So, before we close off, let us look a little at the potential for industrial and economic transformation implicit in the ideas we have been discussing.
Let us note how Merkle, in suggesting that vNSR’s would be able to transform exploration or colonialisation of the galaxy (or more realistically the solar system), noted on how once the process begins, we have an industrial base that sustains itself once we can feed in raw materials and components as required.
This, we see all around us in the world of life.
Now, mix in Marcin Jakubowski’s Global Village Construction Set, as he highlighted in a TED talk:
So, if we do identify appropriate digital specifications and sources of energy, raw materials and components, we can create a new industrial ecosystem, one that would be modular and of essentially village or small town scale.
Now, bring to bear our vNSR bird bots, duly loaded with the specifications.
Immediately, we see a potential catalytical technology that would erase the digital, technological and have/have not divides.
And in so thinking, we see as well how intelligently directed origin of an ecosystem, and innovations in it, through coded, digitally stored, functionally specific, complex information, are in principle feasible. Indeed, desirable, to move beyond the world of haves and have nots.

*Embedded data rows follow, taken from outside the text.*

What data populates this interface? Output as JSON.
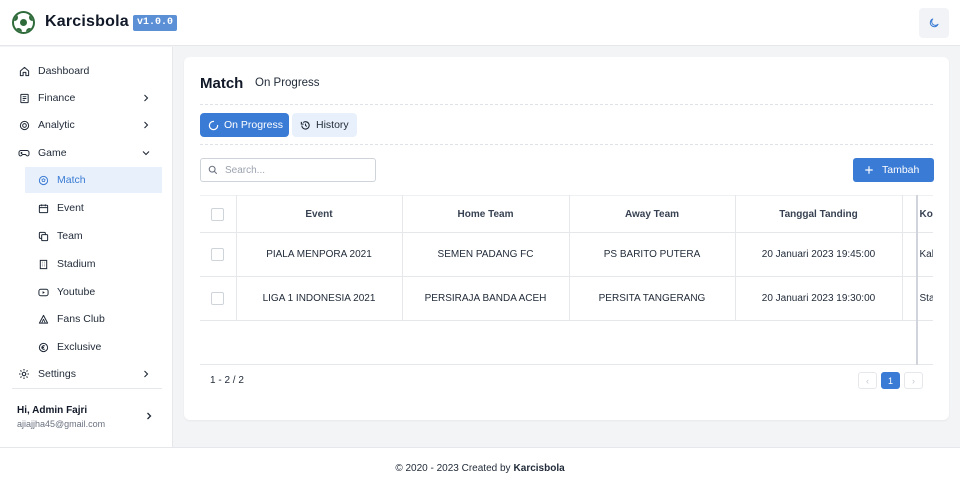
{
  "app": {
    "brand": "Karcisbola",
    "version": "v1.0.0"
  },
  "sidebar": {
    "items": [
      {
        "label": "Dashboard",
        "icon": "home-icon"
      },
      {
        "label": "Finance",
        "icon": "receipt-icon"
      },
      {
        "label": "Analytic",
        "icon": "target-icon"
      },
      {
        "label": "Game",
        "icon": "gamepad-icon"
      },
      {
        "label": "Settings",
        "icon": "gear-icon"
      }
    ],
    "game_sub": [
      {
        "label": "Match",
        "icon": "ball-icon"
      },
      {
        "label": "Event",
        "icon": "calendar-icon"
      },
      {
        "label": "Team",
        "icon": "copy-icon"
      },
      {
        "label": "Stadium",
        "icon": "building-icon"
      },
      {
        "label": "Youtube",
        "icon": "youtube-icon"
      },
      {
        "label": "Fans Club",
        "icon": "fans-icon"
      },
      {
        "label": "Exclusive",
        "icon": "euro-icon"
      }
    ],
    "user": {
      "greeting": "Hi, Admin Fajri",
      "email": "ajiajjha45@gmail.com"
    }
  },
  "page": {
    "title": "Match",
    "subtitle": "On Progress",
    "tabs": [
      {
        "label": "On Progress"
      },
      {
        "label": "History"
      }
    ],
    "search_placeholder": "Search...",
    "add_label": "Tambah"
  },
  "table": {
    "headers": [
      "Event",
      "Home Team",
      "Away Team",
      "Tanggal Tanding",
      "Kota"
    ],
    "rows": [
      [
        "PIALA MENPORA 2021",
        "SEMEN PADANG FC",
        "PS BARITO PUTERA",
        "20 Januari 2023 19:45:00",
        "Kal"
      ],
      [
        "LIGA 1 INDONESIA 2021",
        "PERSIRAJA BANDA ACEH",
        "PERSITA TANGERANG",
        "20 Januari 2023 19:30:00",
        "Sta"
      ]
    ]
  },
  "pagination": {
    "range": "1 - 2 / 2",
    "current": "1",
    "prev": "‹",
    "next": "›"
  },
  "footer": {
    "text": "© 2020 - 2023 Created by",
    "brand": "Karcisbola"
  },
  "colors": {
    "accent": "#3a7bd5",
    "accent_light": "#e8f1fb",
    "version_badge": "#5b8fd6"
  }
}
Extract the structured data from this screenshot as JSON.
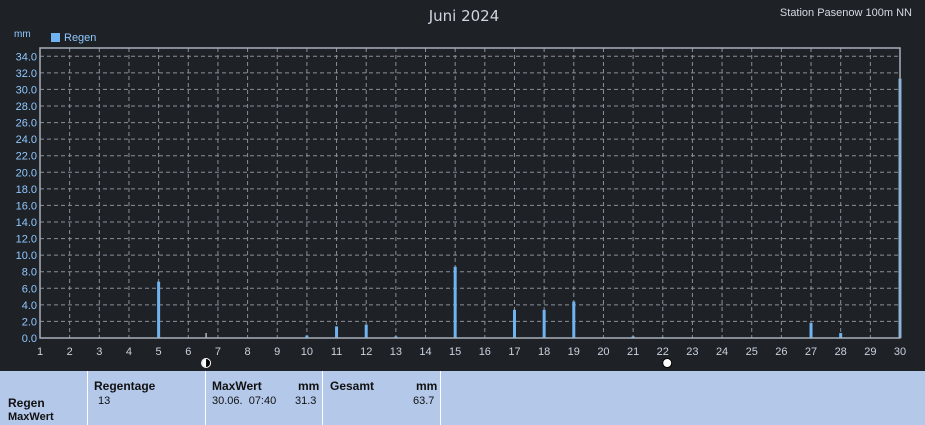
{
  "header": {
    "title": "Juni 2024",
    "station": "Station Pasenow 100m NN",
    "unit": "mm"
  },
  "chart_data": {
    "type": "bar",
    "title": "Juni 2024",
    "ylabel": "mm",
    "ylim": [
      0,
      35
    ],
    "xlim": [
      1,
      30
    ],
    "yticks": [
      "0.0",
      "2.0",
      "4.0",
      "6.0",
      "8.0",
      "10.0",
      "12.0",
      "14.0",
      "16.0",
      "18.0",
      "20.0",
      "22.0",
      "24.0",
      "26.0",
      "28.0",
      "30.0",
      "32.0",
      "34.0"
    ],
    "xticks": [
      "1",
      "2",
      "3",
      "4",
      "5",
      "6",
      "7",
      "8",
      "9",
      "10",
      "11",
      "12",
      "13",
      "14",
      "15",
      "16",
      "17",
      "18",
      "19",
      "20",
      "21",
      "22",
      "23",
      "24",
      "25",
      "26",
      "27",
      "28",
      "29",
      "30"
    ],
    "grid": true,
    "legend_position": "top-left",
    "series": [
      {
        "name": "Regen",
        "color": "#6fb4f0",
        "x": [
          5,
          10,
          11,
          12,
          13,
          15,
          17,
          18,
          19,
          21,
          22,
          27,
          28,
          30
        ],
        "values": [
          6.8,
          0.3,
          1.4,
          1.6,
          0.2,
          8.6,
          3.4,
          3.4,
          4.4,
          0.2,
          0.1,
          1.8,
          0.6,
          31.3
        ]
      }
    ],
    "moon_phases": [
      {
        "day": 6.6,
        "phase": "first-quarter"
      },
      {
        "day": 22.15,
        "phase": "full-moon"
      }
    ],
    "marker_day": 6.6
  },
  "summary": {
    "row_label_1": "Regen",
    "row_label_2": "MaxWert",
    "regentage_label": "Regentage",
    "regentage_value": "13",
    "maxwert_label": "MaxWert",
    "maxwert_unit": "mm",
    "maxwert_date": "30.06.  07:40",
    "maxwert_value": "31.3",
    "gesamt_label": "Gesamt",
    "gesamt_unit": "mm",
    "gesamt_value": "63.7"
  }
}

That is, we have excellent reason to see that an ecology of self-replicating systems that can diversify across time is an eminently plausible and reasonably achievable project for this century ahead.
But, there is a sting in the tail.
For, if that is feasible, why could not a more advanced technical base do the same with carbon chemistry, aqueous medium nanotechnology?
In short, why — apart from ideological a priori materialism — is it such a no-no to even conceive that the world of life we see and are a part of could have been shaped by designers applying advanced nanotechnology?
And, given that simply thinking about such design approaches opens up serious alternatives for science, technology, economy, and civilisation, why is it so often so harshly asserted that design thinkers are inevitably, inescapably anti-science, and anti-progress?
Let us think and let us discuss, over some of that Inductive Turkey. END